# Exercise aim
Give the number of lines in the records below that include "Insert", and nothing more.

====

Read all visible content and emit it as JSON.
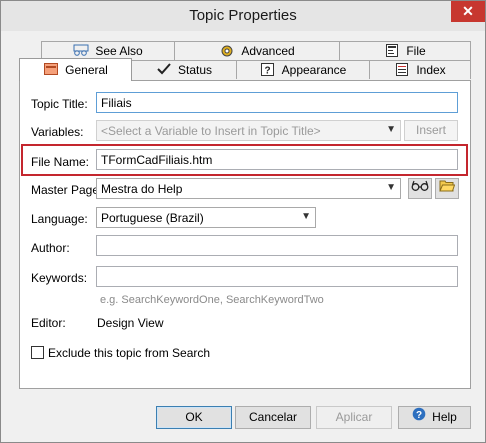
{
  "window": {
    "title": "Topic Properties",
    "close_symbol": "✕"
  },
  "tabs_back": [
    {
      "label": "See Also",
      "icon": "see-also-icon"
    },
    {
      "label": "Advanced",
      "icon": "gear-icon"
    },
    {
      "label": "File",
      "icon": "file-icon"
    }
  ],
  "tabs_front": [
    {
      "label": "General",
      "icon": "general-icon"
    },
    {
      "label": "Status",
      "icon": "checkmark-icon"
    },
    {
      "label": "Appearance",
      "icon": "help-icon"
    },
    {
      "label": "Index",
      "icon": "index-icon"
    }
  ],
  "form": {
    "topic_title_label": "Topic Title:",
    "topic_title_value": "Filiais",
    "variables_label": "Variables:",
    "variables_placeholder": "<Select a Variable to Insert in Topic Title>",
    "insert_label": "Insert",
    "file_name_label": "File Name:",
    "file_name_value": "TFormCadFiliais.htm",
    "master_page_label": "Master Page:",
    "master_page_value": "Mestra do Help",
    "language_label": "Language:",
    "language_value": "Portuguese (Brazil)",
    "author_label": "Author:",
    "author_value": "",
    "keywords_label": "Keywords:",
    "keywords_value": "",
    "keywords_hint": "e.g. SearchKeywordOne, SearchKeywordTwo",
    "editor_label": "Editor:",
    "editor_value": "Design View",
    "exclude_label": "Exclude this topic from Search",
    "exclude_checked": false
  },
  "buttons": {
    "ok": "OK",
    "cancel": "Cancelar",
    "apply": "Aplicar",
    "help": "Help"
  },
  "colors": {
    "highlight": "#c4262e",
    "accent": "#3c7fb1"
  }
}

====

# Final answer
2